- Facebook put an emphasis on the power of short-form native mobile video for marketers during a Q2 earnings call yesterday. The company reported strong earnings for the quarter, hitting nearly $9.2 billion in revenue — a 47% jump over the same period last year — with mobile ad revenue growing 53% year-over-year to $8 billion, making for 87% of total ad revenue.
- On the earnings call, Chief Operating Officer Sheryl Sandberg emphasized that producing "short-form snackable content is a big opportunity" for businesses on mobile, both through Facebook's core product and also properties like its image-sharing platform Instagram. Advertising via full-screen ads on Instagram Stories, a video messaging feature which competes directly with Snapchat, was cited by Sandberg as another new opportunity for marketers to drive business objectives like awareness and sales.

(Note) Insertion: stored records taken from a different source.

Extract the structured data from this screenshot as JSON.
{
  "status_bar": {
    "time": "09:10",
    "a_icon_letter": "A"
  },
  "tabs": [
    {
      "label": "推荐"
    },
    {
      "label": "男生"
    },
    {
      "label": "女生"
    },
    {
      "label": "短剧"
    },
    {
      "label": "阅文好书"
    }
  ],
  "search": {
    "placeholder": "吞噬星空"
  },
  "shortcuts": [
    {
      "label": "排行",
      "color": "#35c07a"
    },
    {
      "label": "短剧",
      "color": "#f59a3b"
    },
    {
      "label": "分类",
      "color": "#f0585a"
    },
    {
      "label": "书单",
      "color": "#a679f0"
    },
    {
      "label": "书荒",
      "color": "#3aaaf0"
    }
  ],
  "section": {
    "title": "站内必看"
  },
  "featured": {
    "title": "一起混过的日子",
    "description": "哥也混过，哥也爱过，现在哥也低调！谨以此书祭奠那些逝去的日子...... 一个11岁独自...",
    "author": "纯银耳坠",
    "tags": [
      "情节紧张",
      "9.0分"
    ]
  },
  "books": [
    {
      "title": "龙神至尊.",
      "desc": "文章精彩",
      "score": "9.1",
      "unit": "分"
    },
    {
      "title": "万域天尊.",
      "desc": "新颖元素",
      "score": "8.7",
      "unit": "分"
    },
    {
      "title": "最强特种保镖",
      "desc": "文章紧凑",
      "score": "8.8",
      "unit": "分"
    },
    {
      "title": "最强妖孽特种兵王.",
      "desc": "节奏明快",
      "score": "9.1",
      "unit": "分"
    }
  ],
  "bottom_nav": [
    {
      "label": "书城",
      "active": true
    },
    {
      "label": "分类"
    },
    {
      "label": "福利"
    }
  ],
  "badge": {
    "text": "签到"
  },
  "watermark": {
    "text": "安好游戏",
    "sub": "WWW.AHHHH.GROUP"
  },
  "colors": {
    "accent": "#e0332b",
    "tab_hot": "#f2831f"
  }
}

- Another point of conversation for Facebook was its push into premium original video programming, with a two-tiered service expected to launch its first offerings next month. Sandberg told CNBC in a post-earnings interview that Facebook is still in the early investment stages when it comes to episodic content and that the company is ramping up data centers and staffing to handle the increased video traffic.

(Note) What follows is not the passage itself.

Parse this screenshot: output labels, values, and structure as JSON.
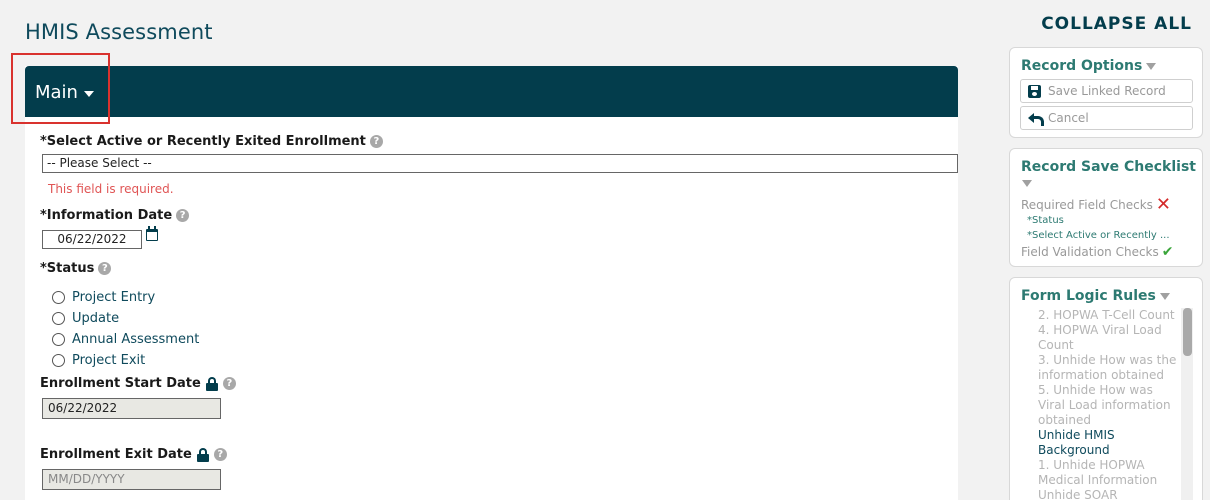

Facebook's ad load growth is continuing to slow this year, an issue that's been acknowledged multiple times by CFO David Wehner and was outlined once again on the earnings call yesterday. Video remains a key point of focus for Facebook in beating that stagnation and driving new revenue, with mobile video content and especially short-form video mobile content taking center stage.
Sandberg pointed to several cases where brands saw results in promoting what she deemed "snackable" video via Facebook platforms. Juice maker Tropicana, for example, tested 6-second video ads against more standard 15- and 30-second ads. The shorter option drove higher brand metrics "across the board," including through a 16-point lift in brand awareness versus just a 6-point lift for the longer offerings.
Instagram Stories is a newer product, only rolling out full-screen ads globally in March. The feature is often cited as siphoning off Snapchat's users and influencer talent, and is also increasingly favored by some marketers. Ben & Jerry's, in another example from Sandberg, ran an awareness campaign through Stories that saw a 14-point lift in ad recall and a 2-point lift in purchase intent for a new product, its Pint Slices ice cream.
Despite the case studies highlighted by Sandberg, some in the industry, especially on the agency side, have resisted the notion that the trend toward extra-short video ads has been beneficial for marketers. Several agency creative executives interviewed by Business Insider earlier this month suggested that the truncated video format kills creativity and hampers the ability to tell stories and forge the proper emotional connection with viewers.